Start of Data for analysis

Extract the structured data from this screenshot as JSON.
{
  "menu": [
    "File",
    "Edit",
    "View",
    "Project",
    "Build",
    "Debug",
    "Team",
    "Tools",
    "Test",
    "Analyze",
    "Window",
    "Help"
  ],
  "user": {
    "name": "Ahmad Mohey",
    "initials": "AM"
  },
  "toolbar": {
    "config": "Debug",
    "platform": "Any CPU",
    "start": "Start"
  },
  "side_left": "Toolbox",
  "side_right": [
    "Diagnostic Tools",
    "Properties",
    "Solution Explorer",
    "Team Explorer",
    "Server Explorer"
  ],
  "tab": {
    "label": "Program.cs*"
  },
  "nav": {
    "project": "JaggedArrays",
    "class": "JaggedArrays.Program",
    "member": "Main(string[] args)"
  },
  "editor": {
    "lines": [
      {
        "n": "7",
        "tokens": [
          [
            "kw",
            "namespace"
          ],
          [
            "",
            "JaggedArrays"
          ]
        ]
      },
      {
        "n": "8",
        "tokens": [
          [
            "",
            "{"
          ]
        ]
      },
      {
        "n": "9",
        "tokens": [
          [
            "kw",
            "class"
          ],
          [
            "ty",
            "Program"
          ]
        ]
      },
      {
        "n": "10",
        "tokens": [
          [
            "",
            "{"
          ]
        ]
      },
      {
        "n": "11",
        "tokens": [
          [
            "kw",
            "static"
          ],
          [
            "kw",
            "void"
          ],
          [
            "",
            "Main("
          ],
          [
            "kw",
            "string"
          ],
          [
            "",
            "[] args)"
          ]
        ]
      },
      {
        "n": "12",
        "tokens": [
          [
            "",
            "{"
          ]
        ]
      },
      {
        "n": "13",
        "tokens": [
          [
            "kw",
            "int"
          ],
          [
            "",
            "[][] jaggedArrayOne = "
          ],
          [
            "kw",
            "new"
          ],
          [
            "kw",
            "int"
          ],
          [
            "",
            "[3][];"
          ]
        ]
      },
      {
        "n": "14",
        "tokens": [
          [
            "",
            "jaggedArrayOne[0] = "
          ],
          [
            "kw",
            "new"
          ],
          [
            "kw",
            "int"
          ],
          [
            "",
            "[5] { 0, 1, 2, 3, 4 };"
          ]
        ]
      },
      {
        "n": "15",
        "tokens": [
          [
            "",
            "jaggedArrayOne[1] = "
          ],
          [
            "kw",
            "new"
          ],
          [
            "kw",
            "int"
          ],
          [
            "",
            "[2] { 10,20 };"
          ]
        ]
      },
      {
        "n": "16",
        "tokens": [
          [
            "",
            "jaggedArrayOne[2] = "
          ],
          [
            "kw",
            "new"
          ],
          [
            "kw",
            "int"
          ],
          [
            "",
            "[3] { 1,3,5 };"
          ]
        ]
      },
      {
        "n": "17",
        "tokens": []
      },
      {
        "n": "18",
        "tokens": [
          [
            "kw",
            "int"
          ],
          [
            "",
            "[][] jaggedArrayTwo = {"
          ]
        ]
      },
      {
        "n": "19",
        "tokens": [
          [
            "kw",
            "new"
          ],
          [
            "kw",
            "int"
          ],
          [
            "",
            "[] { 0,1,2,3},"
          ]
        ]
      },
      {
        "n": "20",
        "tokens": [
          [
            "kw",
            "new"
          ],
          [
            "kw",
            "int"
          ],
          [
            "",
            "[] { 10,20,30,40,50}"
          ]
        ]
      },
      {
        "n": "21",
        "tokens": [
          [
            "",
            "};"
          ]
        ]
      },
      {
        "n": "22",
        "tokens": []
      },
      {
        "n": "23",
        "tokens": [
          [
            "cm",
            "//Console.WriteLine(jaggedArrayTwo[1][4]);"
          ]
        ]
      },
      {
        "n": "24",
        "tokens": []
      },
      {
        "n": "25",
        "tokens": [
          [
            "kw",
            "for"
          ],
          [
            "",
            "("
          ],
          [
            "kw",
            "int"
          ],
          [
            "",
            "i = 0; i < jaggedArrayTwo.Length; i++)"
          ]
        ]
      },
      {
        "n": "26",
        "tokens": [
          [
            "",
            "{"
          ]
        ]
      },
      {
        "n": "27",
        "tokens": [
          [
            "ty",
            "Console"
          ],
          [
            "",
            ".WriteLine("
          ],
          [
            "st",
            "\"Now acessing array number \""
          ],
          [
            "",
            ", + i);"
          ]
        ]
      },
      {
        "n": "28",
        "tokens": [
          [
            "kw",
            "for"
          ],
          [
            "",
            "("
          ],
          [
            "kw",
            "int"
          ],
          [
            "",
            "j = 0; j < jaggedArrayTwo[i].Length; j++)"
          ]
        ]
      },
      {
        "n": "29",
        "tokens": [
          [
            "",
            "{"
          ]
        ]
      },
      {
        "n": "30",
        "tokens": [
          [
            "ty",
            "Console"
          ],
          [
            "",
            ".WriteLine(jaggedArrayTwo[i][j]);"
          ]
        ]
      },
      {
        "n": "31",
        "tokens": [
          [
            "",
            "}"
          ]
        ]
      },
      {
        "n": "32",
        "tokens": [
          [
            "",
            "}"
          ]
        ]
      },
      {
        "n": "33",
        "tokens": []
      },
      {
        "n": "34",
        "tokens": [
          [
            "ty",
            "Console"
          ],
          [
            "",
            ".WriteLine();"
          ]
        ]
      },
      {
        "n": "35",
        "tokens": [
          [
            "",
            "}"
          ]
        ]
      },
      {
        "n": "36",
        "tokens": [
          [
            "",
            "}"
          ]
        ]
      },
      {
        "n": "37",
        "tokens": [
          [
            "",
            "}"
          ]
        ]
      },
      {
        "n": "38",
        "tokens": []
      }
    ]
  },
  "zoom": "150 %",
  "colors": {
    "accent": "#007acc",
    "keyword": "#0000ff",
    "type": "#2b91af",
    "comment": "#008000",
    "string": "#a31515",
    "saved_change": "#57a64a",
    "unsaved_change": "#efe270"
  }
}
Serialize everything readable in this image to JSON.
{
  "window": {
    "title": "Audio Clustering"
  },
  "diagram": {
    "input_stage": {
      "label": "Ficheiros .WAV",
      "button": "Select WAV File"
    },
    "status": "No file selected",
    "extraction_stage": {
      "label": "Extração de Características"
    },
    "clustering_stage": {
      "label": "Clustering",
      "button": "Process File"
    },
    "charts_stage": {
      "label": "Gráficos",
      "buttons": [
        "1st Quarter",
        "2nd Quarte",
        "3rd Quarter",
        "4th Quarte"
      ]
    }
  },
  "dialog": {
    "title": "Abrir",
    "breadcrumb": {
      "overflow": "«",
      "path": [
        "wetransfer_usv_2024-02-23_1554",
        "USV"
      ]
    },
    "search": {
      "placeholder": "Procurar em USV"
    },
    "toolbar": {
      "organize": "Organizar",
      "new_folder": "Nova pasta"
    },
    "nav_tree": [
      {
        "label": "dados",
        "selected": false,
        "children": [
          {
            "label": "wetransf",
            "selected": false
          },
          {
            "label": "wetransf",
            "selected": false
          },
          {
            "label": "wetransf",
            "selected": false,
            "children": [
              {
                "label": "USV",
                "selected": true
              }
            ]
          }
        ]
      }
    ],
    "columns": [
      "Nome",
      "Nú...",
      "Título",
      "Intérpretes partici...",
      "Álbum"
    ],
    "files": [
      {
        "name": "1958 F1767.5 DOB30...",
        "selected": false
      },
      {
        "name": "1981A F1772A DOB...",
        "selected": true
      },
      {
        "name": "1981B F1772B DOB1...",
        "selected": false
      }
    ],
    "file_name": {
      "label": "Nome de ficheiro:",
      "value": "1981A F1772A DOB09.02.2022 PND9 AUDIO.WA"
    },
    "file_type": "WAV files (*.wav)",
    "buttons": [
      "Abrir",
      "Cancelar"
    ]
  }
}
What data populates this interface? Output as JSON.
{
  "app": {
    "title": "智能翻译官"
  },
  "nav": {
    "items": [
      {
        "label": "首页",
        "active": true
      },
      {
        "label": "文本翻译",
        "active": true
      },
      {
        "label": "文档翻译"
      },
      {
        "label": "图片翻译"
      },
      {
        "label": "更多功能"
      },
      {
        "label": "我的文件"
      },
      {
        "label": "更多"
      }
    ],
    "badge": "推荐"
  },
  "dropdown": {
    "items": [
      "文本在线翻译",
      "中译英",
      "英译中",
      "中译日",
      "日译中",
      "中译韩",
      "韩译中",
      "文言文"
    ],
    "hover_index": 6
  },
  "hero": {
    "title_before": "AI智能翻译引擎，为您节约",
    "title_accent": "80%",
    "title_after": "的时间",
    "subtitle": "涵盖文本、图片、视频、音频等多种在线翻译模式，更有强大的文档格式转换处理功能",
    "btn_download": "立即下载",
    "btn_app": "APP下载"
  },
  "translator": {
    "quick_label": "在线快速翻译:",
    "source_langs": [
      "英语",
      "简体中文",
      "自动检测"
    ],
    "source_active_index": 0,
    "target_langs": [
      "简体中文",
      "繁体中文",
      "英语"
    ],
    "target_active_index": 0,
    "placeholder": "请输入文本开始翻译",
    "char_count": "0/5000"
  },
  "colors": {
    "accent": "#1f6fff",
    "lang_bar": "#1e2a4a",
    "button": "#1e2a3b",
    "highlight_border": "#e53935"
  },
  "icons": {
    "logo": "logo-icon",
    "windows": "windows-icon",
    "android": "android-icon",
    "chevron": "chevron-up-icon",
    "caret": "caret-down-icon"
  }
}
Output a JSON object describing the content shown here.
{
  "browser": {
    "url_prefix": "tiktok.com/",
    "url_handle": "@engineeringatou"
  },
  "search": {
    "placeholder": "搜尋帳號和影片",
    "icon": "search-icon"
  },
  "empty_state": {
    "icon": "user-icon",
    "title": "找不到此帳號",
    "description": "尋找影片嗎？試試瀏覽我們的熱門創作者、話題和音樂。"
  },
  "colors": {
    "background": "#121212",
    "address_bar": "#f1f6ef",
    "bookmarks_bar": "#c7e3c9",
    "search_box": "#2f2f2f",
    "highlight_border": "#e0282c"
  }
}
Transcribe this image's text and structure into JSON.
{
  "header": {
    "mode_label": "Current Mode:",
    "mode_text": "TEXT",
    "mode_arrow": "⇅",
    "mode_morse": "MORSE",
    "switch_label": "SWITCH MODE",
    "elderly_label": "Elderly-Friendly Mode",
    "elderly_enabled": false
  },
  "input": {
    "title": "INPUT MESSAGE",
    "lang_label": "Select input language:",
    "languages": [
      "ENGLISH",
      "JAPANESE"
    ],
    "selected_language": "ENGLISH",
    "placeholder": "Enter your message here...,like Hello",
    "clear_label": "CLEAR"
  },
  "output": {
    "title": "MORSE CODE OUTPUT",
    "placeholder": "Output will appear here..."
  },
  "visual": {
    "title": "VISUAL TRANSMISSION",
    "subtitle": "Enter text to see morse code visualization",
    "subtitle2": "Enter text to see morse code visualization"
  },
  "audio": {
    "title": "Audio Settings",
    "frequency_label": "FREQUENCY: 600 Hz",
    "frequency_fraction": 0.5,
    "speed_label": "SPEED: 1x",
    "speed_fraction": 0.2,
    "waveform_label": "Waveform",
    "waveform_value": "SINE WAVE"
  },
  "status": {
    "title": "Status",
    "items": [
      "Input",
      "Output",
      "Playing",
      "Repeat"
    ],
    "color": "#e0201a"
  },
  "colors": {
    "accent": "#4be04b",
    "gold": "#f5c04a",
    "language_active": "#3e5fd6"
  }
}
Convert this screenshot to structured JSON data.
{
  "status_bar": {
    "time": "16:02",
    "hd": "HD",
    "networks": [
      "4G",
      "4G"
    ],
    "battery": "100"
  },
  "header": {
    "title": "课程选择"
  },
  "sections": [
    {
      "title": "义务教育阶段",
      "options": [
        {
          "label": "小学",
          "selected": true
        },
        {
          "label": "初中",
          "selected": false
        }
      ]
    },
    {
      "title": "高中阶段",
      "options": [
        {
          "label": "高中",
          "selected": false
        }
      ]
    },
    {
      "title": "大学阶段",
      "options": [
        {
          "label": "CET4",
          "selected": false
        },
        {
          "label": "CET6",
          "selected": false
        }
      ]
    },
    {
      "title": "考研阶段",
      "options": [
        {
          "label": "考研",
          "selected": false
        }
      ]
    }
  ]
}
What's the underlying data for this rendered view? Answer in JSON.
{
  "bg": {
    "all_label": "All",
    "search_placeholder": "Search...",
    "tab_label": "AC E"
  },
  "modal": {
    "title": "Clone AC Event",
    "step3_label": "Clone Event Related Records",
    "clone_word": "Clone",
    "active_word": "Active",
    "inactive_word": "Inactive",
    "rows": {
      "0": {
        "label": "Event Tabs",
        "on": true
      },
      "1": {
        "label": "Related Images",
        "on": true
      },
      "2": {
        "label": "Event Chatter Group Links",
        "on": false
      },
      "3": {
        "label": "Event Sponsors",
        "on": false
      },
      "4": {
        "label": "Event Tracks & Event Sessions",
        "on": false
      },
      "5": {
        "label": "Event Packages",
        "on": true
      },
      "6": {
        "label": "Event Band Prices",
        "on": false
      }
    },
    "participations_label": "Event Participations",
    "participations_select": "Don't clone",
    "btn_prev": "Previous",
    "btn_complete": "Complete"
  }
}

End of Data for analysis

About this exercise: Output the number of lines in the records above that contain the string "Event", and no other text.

Expected answer: 9